In 1984, to posthumously honor a New Jersey conservationist congressman, Brigantine National Wildlife Refuge (established in 1939) and Barnegat National Wildlife Refuge (established in 1967) were combined to create the Edwin B. Forsythe National Wildlife Refuge.
Although the refuge consists of more than 39,000 acres, less than 7,000 acres in the southern division (the Brigantine) qualify as Wilderness. This trailless area, a tidal wetland and shallow bay habitat, is one of the most active flyways for migratory waterbirds in North America. Birdwatchers, binoculars in hand, have zoomed in on close to 300 species, including Atlantic brant and American black duck.
The Wilderness protects Holgate and Little Beaches, two of the few remaining barrier beaches in New Jersey. Grasses on these shores stabilize the fragile dunes and safeguard the rare piping plover, black skimmer, and least tern.
The Wilderness also preserves the original site of one of the many life-saving stations found along the Atlantic coast before the creation of the Coast Guard.
The refuge is open during daylight hours, but there are prohibitions on camping, fires, horses, kite flying, swimming, flower picking, or anything else that might endanger the wildlife and their habitat. During nesting season (mid-April to mid-July), the area is closed to all public use. In the same protective vein, access to some portions is restricted to people with special-use permits for research and education.
Leave No Trace
How to follow the seven standard Leave No Trace principles differs in different parts of the country (desert vs. Rocky Mountains). Click on any of the principles listed below to learn more about how they apply in the Brigantine Wilderness.
Digital and paper maps are critical tools for wilderness visitors. Online maps can help you plan and prepare for your visit ahead of time. You can also carry digital maps with you on your GPS unit or other handheld GPS device.
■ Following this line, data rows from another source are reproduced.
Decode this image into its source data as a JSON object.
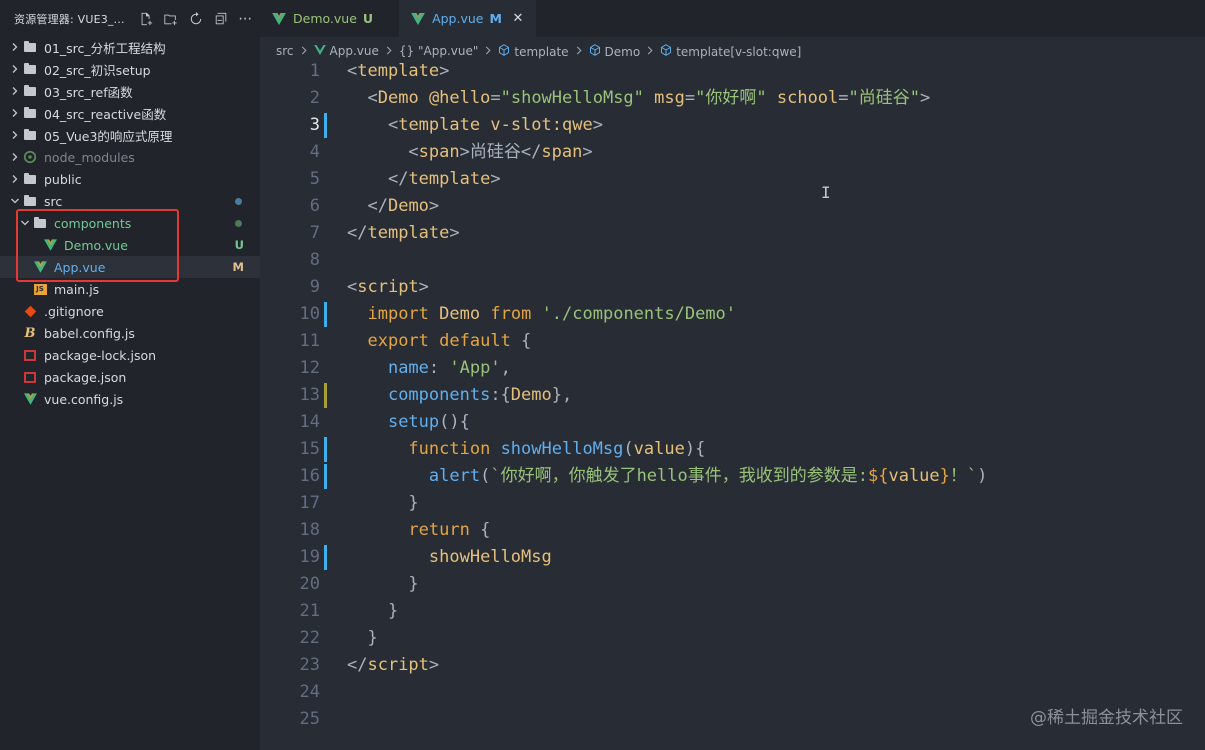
{
  "sidebar": {
    "title": "资源管理器: VUE3_...",
    "actions": [
      "new-file-icon",
      "new-folder-icon",
      "refresh-icon",
      "collapse-icon",
      "more-icon"
    ],
    "items": [
      {
        "label": "01_src_分析工程结构",
        "type": "folder",
        "depth": 0,
        "expanded": false
      },
      {
        "label": "02_src_初识setup",
        "type": "folder",
        "depth": 0,
        "expanded": false
      },
      {
        "label": "03_src_ref函数",
        "type": "folder",
        "depth": 0,
        "expanded": false
      },
      {
        "label": "04_src_reactive函数",
        "type": "folder",
        "depth": 0,
        "expanded": false
      },
      {
        "label": "05_Vue3的响应式原理",
        "type": "folder",
        "depth": 0,
        "expanded": false
      },
      {
        "label": "node_modules",
        "type": "node_modules",
        "depth": 0,
        "expanded": false,
        "dim": true
      },
      {
        "label": "public",
        "type": "folder",
        "depth": 0,
        "expanded": false
      },
      {
        "label": "src",
        "type": "folder",
        "depth": 0,
        "expanded": true,
        "dot": true
      },
      {
        "label": "components",
        "type": "folder",
        "depth": 1,
        "expanded": true,
        "dot": true,
        "green": true
      },
      {
        "label": "Demo.vue",
        "type": "vue",
        "depth": 2,
        "badge": "U",
        "green": true
      },
      {
        "label": "App.vue",
        "type": "vue",
        "depth": 1,
        "badge": "M",
        "selected": true,
        "blue": true
      },
      {
        "label": "main.js",
        "type": "js",
        "depth": 1
      },
      {
        "label": ".gitignore",
        "type": "git",
        "depth": 0
      },
      {
        "label": "babel.config.js",
        "type": "babel",
        "depth": 0
      },
      {
        "label": "package-lock.json",
        "type": "npm",
        "depth": 0
      },
      {
        "label": "package.json",
        "type": "npm",
        "depth": 0
      },
      {
        "label": "vue.config.js",
        "type": "vue",
        "depth": 0
      }
    ]
  },
  "tabs": [
    {
      "label": "Demo.vue",
      "badge": "U",
      "active": false
    },
    {
      "label": "App.vue",
      "badge": "M",
      "active": true,
      "close": "✕"
    }
  ],
  "breadcrumb": [
    "src",
    "App.vue",
    "{} \"App.vue\"",
    "template",
    "Demo",
    "template[v-slot:qwe]"
  ],
  "code": {
    "current_line": 3,
    "lines": [
      [
        [
          "t-punc",
          "<"
        ],
        [
          "t-tag",
          "template"
        ],
        [
          "t-punc",
          ">"
        ]
      ],
      [
        [
          "t-plain",
          "  "
        ],
        [
          "t-punc",
          "<"
        ],
        [
          "t-tag",
          "Demo"
        ],
        [
          "t-plain",
          " "
        ],
        [
          "t-attr",
          "@hello"
        ],
        [
          "t-punc",
          "="
        ],
        [
          "t-str",
          "\"showHelloMsg\""
        ],
        [
          "t-plain",
          " "
        ],
        [
          "t-attr",
          "msg"
        ],
        [
          "t-punc",
          "="
        ],
        [
          "t-str",
          "\"你好啊\""
        ],
        [
          "t-plain",
          " "
        ],
        [
          "t-attr",
          "school"
        ],
        [
          "t-punc",
          "="
        ],
        [
          "t-str",
          "\"尚硅谷\""
        ],
        [
          "t-punc",
          ">"
        ]
      ],
      [
        [
          "t-plain",
          "    "
        ],
        [
          "t-punc",
          "<"
        ],
        [
          "t-tag",
          "template"
        ],
        [
          "t-plain",
          " "
        ],
        [
          "t-attr",
          "v-slot:qwe"
        ],
        [
          "t-punc",
          ">"
        ]
      ],
      [
        [
          "t-plain",
          "      "
        ],
        [
          "t-punc",
          "<"
        ],
        [
          "t-tag",
          "span"
        ],
        [
          "t-punc",
          ">"
        ],
        [
          "t-plain",
          "尚硅谷"
        ],
        [
          "t-punc",
          "</"
        ],
        [
          "t-tag",
          "span"
        ],
        [
          "t-punc",
          ">"
        ]
      ],
      [
        [
          "t-plain",
          "    "
        ],
        [
          "t-punc",
          "</"
        ],
        [
          "t-tag",
          "template"
        ],
        [
          "t-punc",
          ">"
        ]
      ],
      [
        [
          "t-plain",
          "  "
        ],
        [
          "t-punc",
          "</"
        ],
        [
          "t-tag",
          "Demo"
        ],
        [
          "t-punc",
          ">"
        ]
      ],
      [
        [
          "t-punc",
          "</"
        ],
        [
          "t-tag",
          "template"
        ],
        [
          "t-punc",
          ">"
        ]
      ],
      [],
      [
        [
          "t-punc",
          "<"
        ],
        [
          "t-tag",
          "script"
        ],
        [
          "t-punc",
          ">"
        ]
      ],
      [
        [
          "t-plain",
          "  "
        ],
        [
          "t-kw",
          "import"
        ],
        [
          "t-plain",
          " "
        ],
        [
          "t-var",
          "Demo"
        ],
        [
          "t-plain",
          " "
        ],
        [
          "t-kw",
          "from"
        ],
        [
          "t-plain",
          " "
        ],
        [
          "t-str",
          "'./components/Demo'"
        ]
      ],
      [
        [
          "t-plain",
          "  "
        ],
        [
          "t-kw",
          "export"
        ],
        [
          "t-plain",
          " "
        ],
        [
          "t-kw",
          "default"
        ],
        [
          "t-plain",
          " {"
        ]
      ],
      [
        [
          "t-plain",
          "    "
        ],
        [
          "t-key",
          "name"
        ],
        [
          "t-plain",
          ": "
        ],
        [
          "t-str",
          "'App'"
        ],
        [
          "t-plain",
          ","
        ]
      ],
      [
        [
          "t-plain",
          "    "
        ],
        [
          "t-key",
          "components"
        ],
        [
          "t-plain",
          ":{"
        ],
        [
          "t-var",
          "Demo"
        ],
        [
          "t-plain",
          "},"
        ]
      ],
      [
        [
          "t-plain",
          "    "
        ],
        [
          "t-fn",
          "setup"
        ],
        [
          "t-plain",
          "(){"
        ]
      ],
      [
        [
          "t-plain",
          "      "
        ],
        [
          "t-kw",
          "function"
        ],
        [
          "t-plain",
          " "
        ],
        [
          "t-fn",
          "showHelloMsg"
        ],
        [
          "t-plain",
          "("
        ],
        [
          "t-param",
          "value"
        ],
        [
          "t-plain",
          "){"
        ]
      ],
      [
        [
          "t-plain",
          "        "
        ],
        [
          "t-fn",
          "alert"
        ],
        [
          "t-plain",
          "("
        ],
        [
          "t-str",
          "`你好啊，你触发了hello事件，我收到的参数是:"
        ],
        [
          "t-kw",
          "${"
        ],
        [
          "t-param",
          "value"
        ],
        [
          "t-kw",
          "}"
        ],
        [
          "t-str",
          "！`"
        ],
        [
          "t-plain",
          ")"
        ]
      ],
      [
        [
          "t-plain",
          "      }"
        ]
      ],
      [
        [
          "t-plain",
          "      "
        ],
        [
          "t-kw",
          "return"
        ],
        [
          "t-plain",
          " {"
        ]
      ],
      [
        [
          "t-plain",
          "        "
        ],
        [
          "t-var",
          "showHelloMsg"
        ]
      ],
      [
        [
          "t-plain",
          "      }"
        ]
      ],
      [
        [
          "t-plain",
          "    }"
        ]
      ],
      [
        [
          "t-plain",
          "  }"
        ]
      ],
      [
        [
          "t-punc",
          "</"
        ],
        [
          "t-tag",
          "script"
        ],
        [
          "t-punc",
          ">"
        ]
      ],
      [],
      []
    ],
    "gutter_marks": {
      "3": "#3fb0ee",
      "10": "#3fb0ee",
      "13": "#a8a035",
      "15": "#3fb0ee",
      "16": "#3fb0ee",
      "19": "#3fb0ee"
    }
  },
  "watermark": "@稀土掘金技术社区",
  "colors": {
    "accent": "#61afef",
    "untracked": "#73c991",
    "modified": "#e2c08d",
    "highlight_box": "#e53935"
  }
}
Having a paper map with you in the backcountry, as well as solid orienteering skills, however, ensures that you can still route-find in the event that your electronic device fails.
Motorized equipment and equipment used for mechanical transport is generally prohibited in all wilderness areas.
This includes the use of motor vehicles, motorboats, motorized equipment, bicycles, hang gliders, wagons, carts, portage wheels, and the landing of aircraft including helicopters.